At its open meeting earlier this week, the FCC adopted a Notice of Proposed Rulemaking proposing changes to the public file rules for both broadcasters and cable systems. For commercial broadcasters, the FCC proposed to eliminate the requirement that they include in their public file copies of letters and emails to the station concerning station operations. For cable systems, the FCC proposed to eliminate the obligation to include in their file documents disclosing the location of their headend. What do these proposals mean for broadcasters?
Most of the broadcaster focus has been on the proposal to delete the obligation that commercial broadcasters keep a correspondence folder in their public inspection file for letters and emails from the public commenting on the operation of the station (the requirement has never applied to noncommercial broadcasters). Those files are supposed to contain, in a physical file at their main studio, all of the correspondence that stations receive from viewers or listeners (allowing broadcasters to omit correspondence that listeners asked to be kept private, and correspondence that contains offensive material). For TV stations that have already converted to an online public file for all of their other public file documents, and for radio stations who will soon be doing so (see our posts here and here on the upcoming obligation of radio to convert to an online public file), these letters will be the only remnant of the public file that must still be maintained at the main studio. The FCC tentatively concluded that the obligation to keep these letters and emails was no longer necessary.

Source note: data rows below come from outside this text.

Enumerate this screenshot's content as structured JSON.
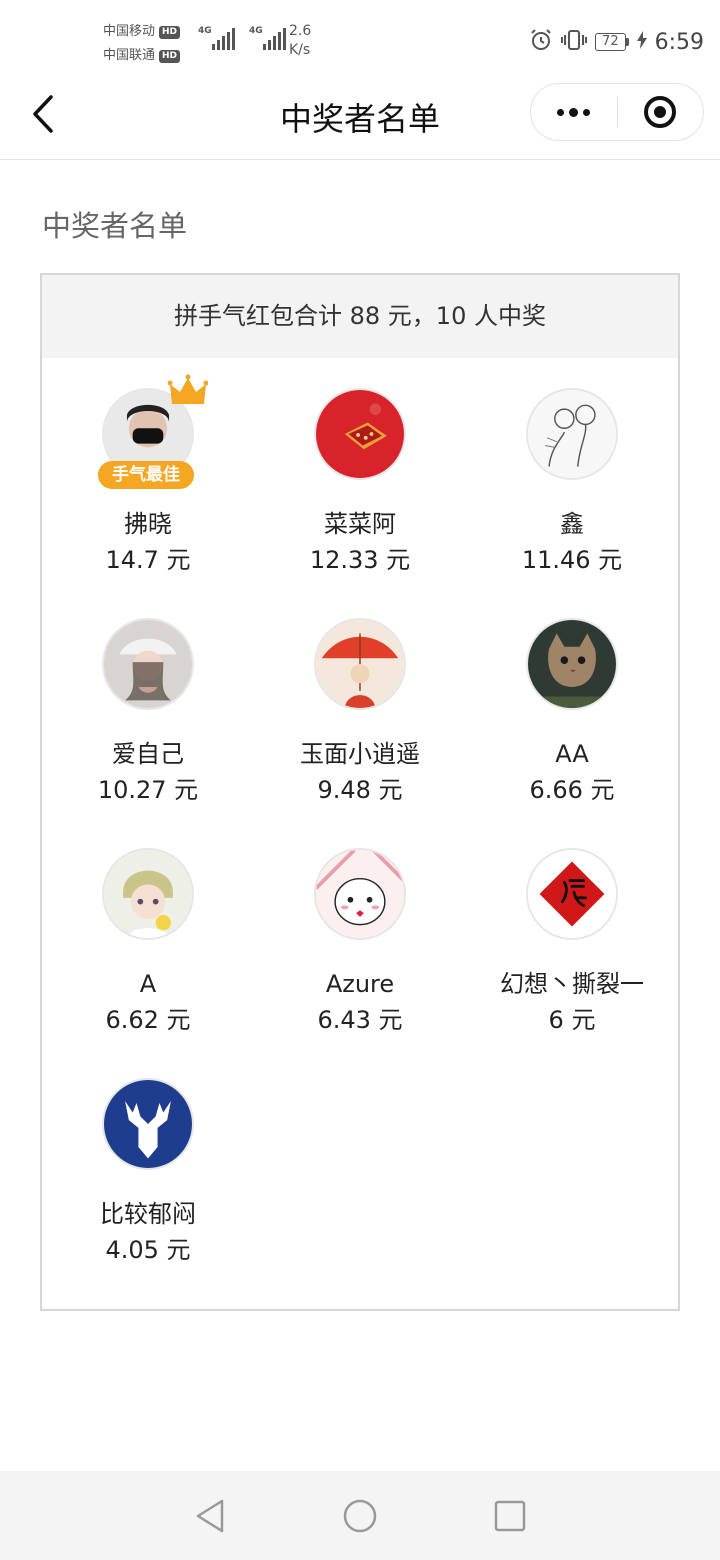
{
  "status_bar": {
    "carrier1": "中国移动",
    "carrier2": "中国联通",
    "hd_label": "HD",
    "network_type": "4G",
    "net_speed_value": "2.6",
    "net_speed_unit": "K/s",
    "battery_level": "72",
    "time": "6:59"
  },
  "nav": {
    "title": "中奖者名单",
    "back_icon": "chevron-left-icon",
    "more_icon": "more-dots-icon",
    "close_icon": "target-circle-icon"
  },
  "section_title": "中奖者名单",
  "summary": "拼手气红包合计 88 元，10 人中奖",
  "best_luck_label": "手气最佳",
  "winners": [
    {
      "name": "拂晓",
      "amount": "14.7 元",
      "best": true
    },
    {
      "name": "菜菜阿",
      "amount": "12.33 元"
    },
    {
      "name": "鑫",
      "amount": "11.46 元"
    },
    {
      "name": "爱自己",
      "amount": "10.27 元"
    },
    {
      "name": "玉面小逍遥",
      "amount": "9.48 元"
    },
    {
      "name": "AA",
      "amount": "6.66 元"
    },
    {
      "name": "A",
      "amount": "6.62 元"
    },
    {
      "name": "Azure",
      "amount": "6.43 元"
    },
    {
      "name": "幻想丶撕裂一",
      "amount": "6 元"
    },
    {
      "name": "比较郁闷",
      "amount": "4.05 元"
    }
  ],
  "colors": {
    "best_badge": "#f5a623",
    "panel_header_bg": "#f3f3f3",
    "text_primary": "#222222"
  },
  "system_nav": {
    "back_icon": "triangle-back-icon",
    "home_icon": "circle-home-icon",
    "recents_icon": "square-recents-icon"
  }
}
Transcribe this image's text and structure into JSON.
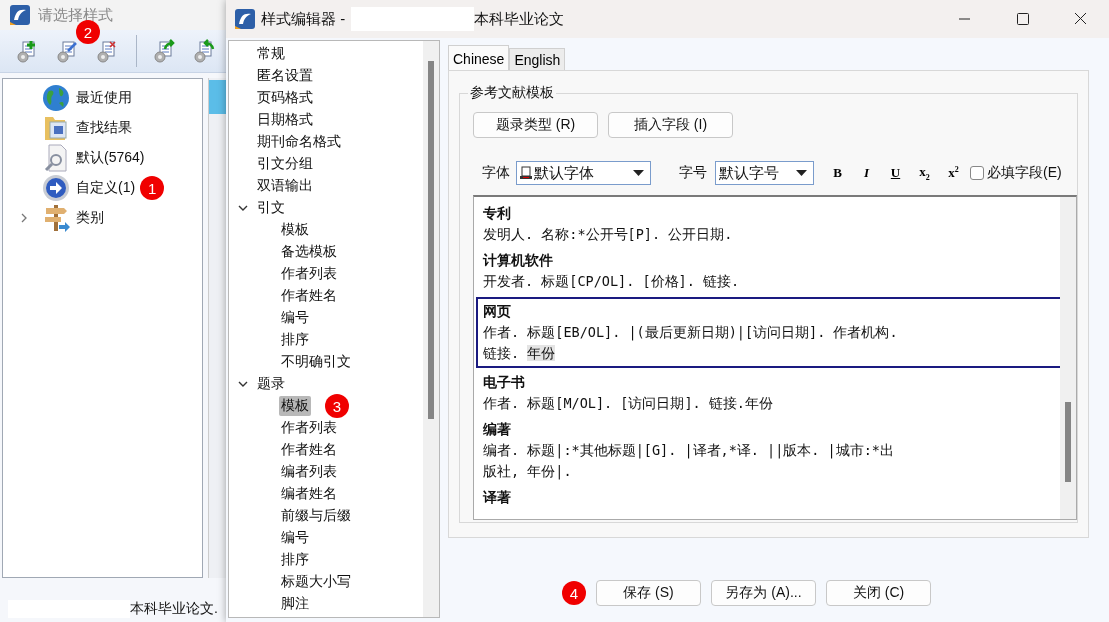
{
  "back_window": {
    "title": "请选择样式",
    "toolbar": {
      "marker": "2"
    },
    "tree": [
      {
        "label": "最近使用",
        "kind": "globe"
      },
      {
        "label": "查找结果",
        "kind": "folder"
      },
      {
        "label": "默认(5764)",
        "kind": "search"
      },
      {
        "label": "自定义(1)",
        "kind": "arrow",
        "marker": "1"
      },
      {
        "label": "类别",
        "kind": "signpost",
        "expanded": false
      }
    ],
    "status_text": "本科毕业论文."
  },
  "editor_window": {
    "title": "样式编辑器 -",
    "title_suffix": "本科毕业论文",
    "nav_tree": [
      {
        "label": "常规",
        "selected": false
      },
      {
        "label": "匿名设置",
        "selected": false
      },
      {
        "label": "页码格式",
        "selected": false
      },
      {
        "label": "日期格式",
        "selected": false
      },
      {
        "label": "期刊命名格式",
        "selected": false
      },
      {
        "label": "引文分组",
        "selected": false
      },
      {
        "label": "双语输出",
        "selected": false
      },
      {
        "label": "引文",
        "selected": false,
        "expanded": true,
        "children": [
          {
            "label": "模板",
            "selected": false
          },
          {
            "label": "备选模板",
            "selected": false
          },
          {
            "label": "作者列表",
            "selected": false
          },
          {
            "label": "作者姓名",
            "selected": false
          },
          {
            "label": "编号",
            "selected": false
          },
          {
            "label": "排序",
            "selected": false
          },
          {
            "label": "不明确引文",
            "selected": false
          }
        ]
      },
      {
        "label": "题录",
        "selected": false,
        "expanded": true,
        "children": [
          {
            "label": "模板",
            "selected": true,
            "marker": "3"
          },
          {
            "label": "作者列表",
            "selected": false
          },
          {
            "label": "作者姓名",
            "selected": false
          },
          {
            "label": "编者列表",
            "selected": false
          },
          {
            "label": "编者姓名",
            "selected": false
          },
          {
            "label": "前缀与后缀",
            "selected": false
          },
          {
            "label": "编号",
            "selected": false
          },
          {
            "label": "排序",
            "selected": false
          },
          {
            "label": "标题大小写",
            "selected": false
          },
          {
            "label": "脚注",
            "selected": false
          }
        ]
      }
    ],
    "tabs": [
      {
        "label": "Chinese",
        "selected": true
      },
      {
        "label": "English",
        "selected": false
      }
    ],
    "group_title": "参考文献模板",
    "buttons": [
      "题录类型 (R)",
      "插入字段 (I)"
    ],
    "font_label": "字体",
    "font_value": "默认字体",
    "size_label": "字号",
    "size_value": "默认字号",
    "format_buttons": [
      "B",
      "I",
      "U",
      "x$_{2}$",
      "x$^{2}$"
    ],
    "required_checkbox": {
      "label": "必填字段(E)",
      "checked": false
    },
    "entries": [
      {
        "title": "专利",
        "lines": [
          "发明人. 名称:*公开号[P]. 公开日期."
        ],
        "selected": false
      },
      {
        "title": "计算机软件",
        "lines": [
          "开发者. 标题[CP/OL]. [价格]. 链接."
        ],
        "selected": false
      },
      {
        "title": "网页",
        "lines": [
          "作者. 标题[EB/OL]. |(最后更新日期)|[访问日期]. 作者机构.",
          "链接. "
        ],
        "highlight": "年份",
        "selected": true
      },
      {
        "title": "电子书",
        "lines": [
          "作者. 标题[M/OL]. [访问日期]. 链接.年份"
        ],
        "selected": false
      },
      {
        "title": "编著",
        "lines": [
          "编者. 标题|:*其他标题|[G]. |译者,*译. ||版本. |城市:*出",
          "版社, 年份|."
        ],
        "selected": false
      },
      {
        "title": "译著",
        "selected": false
      }
    ],
    "footer_marker": "4",
    "footer_buttons": [
      "保存 (S)",
      "另存为 (A)...",
      "关闭 (C)"
    ]
  }
}
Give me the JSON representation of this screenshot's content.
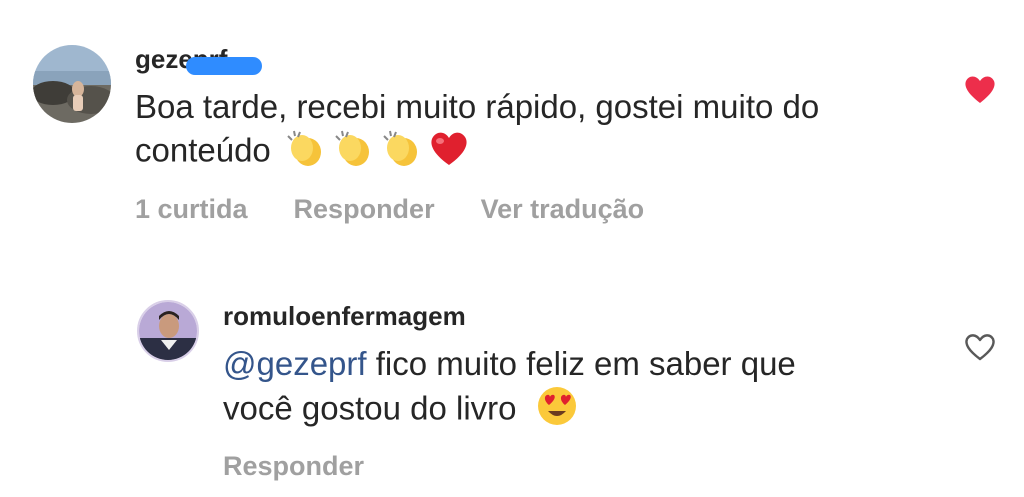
{
  "comments": [
    {
      "username": "gezeprf",
      "text_line1": "Boa tarde, recebi muito rápido, gostei muito do",
      "text_line2": "conteúdo",
      "like_count": "1 curtida",
      "reply_label": "Responder",
      "translate_label": "Ver tradução",
      "liked": true,
      "heart_color": "#ed2e4b",
      "emojis": [
        "clapping-hands",
        "clapping-hands",
        "clapping-hands",
        "red-heart"
      ]
    }
  ],
  "reply": {
    "username": "romuloenfermagem",
    "mention": "@gezeprf",
    "text_line1": " fico muito feliz em saber que",
    "text_line2": "você gostou do livro",
    "reply_label": "Responder",
    "liked": false,
    "mention_color": "#34558b",
    "emoji": "heart-eyes-face"
  }
}
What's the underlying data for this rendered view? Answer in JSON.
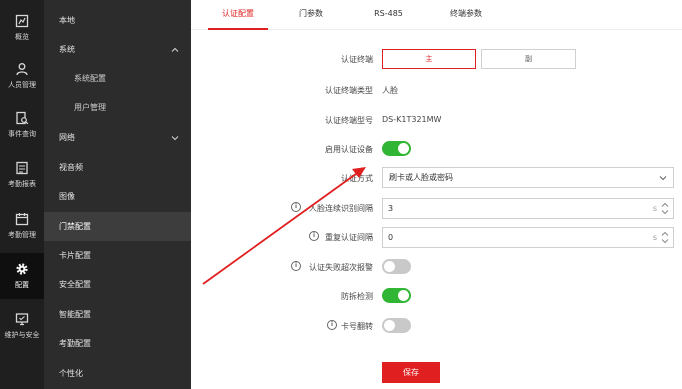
{
  "rail": [
    {
      "icon": "overview-icon",
      "label": "概览"
    },
    {
      "icon": "person-icon",
      "label": "人员管理"
    },
    {
      "icon": "event-search-icon",
      "label": "事件查询"
    },
    {
      "icon": "attendance-report-icon",
      "label": "考勤报表"
    },
    {
      "icon": "attendance-manage-icon",
      "label": "考勤管理"
    },
    {
      "icon": "gear-icon",
      "label": "配置"
    },
    {
      "icon": "maintenance-icon",
      "label": "维护与安全"
    }
  ],
  "submenu": [
    {
      "label": "本地"
    },
    {
      "label": "系统"
    },
    {
      "label": "系统配置"
    },
    {
      "label": "用户管理"
    },
    {
      "label": "网络"
    },
    {
      "label": "视音频"
    },
    {
      "label": "图像"
    },
    {
      "label": "门禁配置"
    },
    {
      "label": "卡片配置"
    },
    {
      "label": "安全配置"
    },
    {
      "label": "智能配置"
    },
    {
      "label": "考勤配置"
    },
    {
      "label": "个性化"
    }
  ],
  "tabs": [
    {
      "label": "认证配置"
    },
    {
      "label": "门参数"
    },
    {
      "label": "RS-485"
    },
    {
      "label": "终端参数"
    }
  ],
  "form": {
    "terminal_label": "认证终端",
    "terminal_main": "主",
    "terminal_sub": "副",
    "terminal_type_label": "认证终端类型",
    "terminal_type_value": "人脸",
    "terminal_model_label": "认证终端型号",
    "terminal_model_value": "DS-K1T321MW",
    "enable_label": "启用认证设备",
    "mode_label": "认证方式",
    "mode_value": "刷卡或人脸或密码",
    "face_interval_label": "人脸连续识别间隔",
    "face_interval_value": "3",
    "face_interval_unit": "s",
    "repeat_interval_label": "重复认证间隔",
    "repeat_interval_value": "0",
    "repeat_interval_unit": "s",
    "fail_alarm_label": "认证失败超次报警",
    "tamper_label": "防拆检测",
    "card_reverse_label": "卡号翻转",
    "info_glyph": "i",
    "save_label": "保存"
  },
  "toggles": {
    "enable": true,
    "fail_alarm": false,
    "tamper": true,
    "card_reverse": false
  },
  "colors": {
    "accent": "#e02020",
    "toggle_on": "#31b534",
    "toggle_off": "#c9c9c9",
    "rail_bg": "#1f1f1f",
    "submenu_bg": "#2c2c2c"
  }
}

Continue Reading FCC Proposes to Eliminate Public File Obligations – No More Letters from the Public for Broadcasters, No Cable Headend Information for Cable Systems?